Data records

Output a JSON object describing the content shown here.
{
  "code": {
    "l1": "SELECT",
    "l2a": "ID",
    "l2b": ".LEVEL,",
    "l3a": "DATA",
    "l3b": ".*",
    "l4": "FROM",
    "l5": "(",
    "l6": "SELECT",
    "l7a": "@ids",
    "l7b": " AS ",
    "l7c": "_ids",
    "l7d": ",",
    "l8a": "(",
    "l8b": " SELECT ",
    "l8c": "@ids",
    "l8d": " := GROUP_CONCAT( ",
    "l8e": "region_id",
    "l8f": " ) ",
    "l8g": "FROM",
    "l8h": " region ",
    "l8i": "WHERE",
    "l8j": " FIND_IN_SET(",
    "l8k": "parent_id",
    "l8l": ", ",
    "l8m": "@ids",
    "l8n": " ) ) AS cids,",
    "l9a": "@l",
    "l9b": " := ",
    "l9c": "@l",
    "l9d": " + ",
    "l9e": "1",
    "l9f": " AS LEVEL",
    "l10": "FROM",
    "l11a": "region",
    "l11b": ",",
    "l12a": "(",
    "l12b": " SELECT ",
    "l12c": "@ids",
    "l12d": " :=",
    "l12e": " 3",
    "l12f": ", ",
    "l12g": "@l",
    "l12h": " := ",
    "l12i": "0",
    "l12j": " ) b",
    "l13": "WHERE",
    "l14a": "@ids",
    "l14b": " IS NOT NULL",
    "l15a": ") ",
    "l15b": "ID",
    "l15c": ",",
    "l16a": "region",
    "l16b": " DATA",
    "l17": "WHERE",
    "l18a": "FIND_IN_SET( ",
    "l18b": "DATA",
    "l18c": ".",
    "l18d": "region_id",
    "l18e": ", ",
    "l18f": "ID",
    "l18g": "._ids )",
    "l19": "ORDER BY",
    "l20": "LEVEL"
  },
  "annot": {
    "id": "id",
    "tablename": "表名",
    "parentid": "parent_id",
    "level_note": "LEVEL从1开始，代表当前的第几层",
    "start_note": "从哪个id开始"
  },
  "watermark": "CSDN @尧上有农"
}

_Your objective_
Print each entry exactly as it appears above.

_Reply to the exercise_
Output a JSON object describing the content shown here.
{
  "code": {
    "l1": "SELECT",
    "l2a": "ID",
    "l2b": ".LEVEL,",
    "l3a": "DATA",
    "l3b": ".*",
    "l4": "FROM",
    "l5": "(",
    "l6": "SELECT",
    "l7a": "@ids",
    "l7b": " AS ",
    "l7c": "_ids",
    "l7d": ",",
    "l8a": "(",
    "l8b": " SELECT ",
    "l8c": "@ids",
    "l8d": " := GROUP_CONCAT( ",
    "l8e": "region_id",
    "l8f": " ) ",
    "l8g": "FROM",
    "l8h": " region ",
    "l8i": "WHERE",
    "l8j": " FIND_IN_SET(",
    "l8k": "parent_id",
    "l8l": ", ",
    "l8m": "@ids",
    "l8n": " ) ) AS cids,",
    "l9a": "@l",
    "l9b": " := ",
    "l9c": "@l",
    "l9d": " + ",
    "l9e": "1",
    "l9f": " AS LEVEL",
    "l10": "FROM",
    "l11a": "region",
    "l11b": ",",
    "l12a": "(",
    "l12b": " SELECT ",
    "l12c": "@ids",
    "l12d": " :=",
    "l12e": " 3",
    "l12f": ", ",
    "l12g": "@l",
    "l12h": " := ",
    "l12i": "0",
    "l12j": " ) b",
    "l13": "WHERE",
    "l14a": "@ids",
    "l14b": " IS NOT NULL",
    "l15a": ") ",
    "l15b": "ID",
    "l15c": ",",
    "l16a": "region",
    "l16b": " DATA",
    "l17": "WHERE",
    "l18a": "FIND_IN_SET( ",
    "l18b": "DATA",
    "l18c": ".",
    "l18d": "region_id",
    "l18e": ", ",
    "l18f": "ID",
    "l18g": "._ids )",
    "l19": "ORDER BY",
    "l20": "LEVEL"
  },
  "annot": {
    "id": "id",
    "tablename": "表名",
    "parentid": "parent_id",
    "level_note": "LEVEL从1开始，代表当前的第几层",
    "start_note": "从哪个id开始"
  },
  "watermark": "CSDN @尧上有农"
}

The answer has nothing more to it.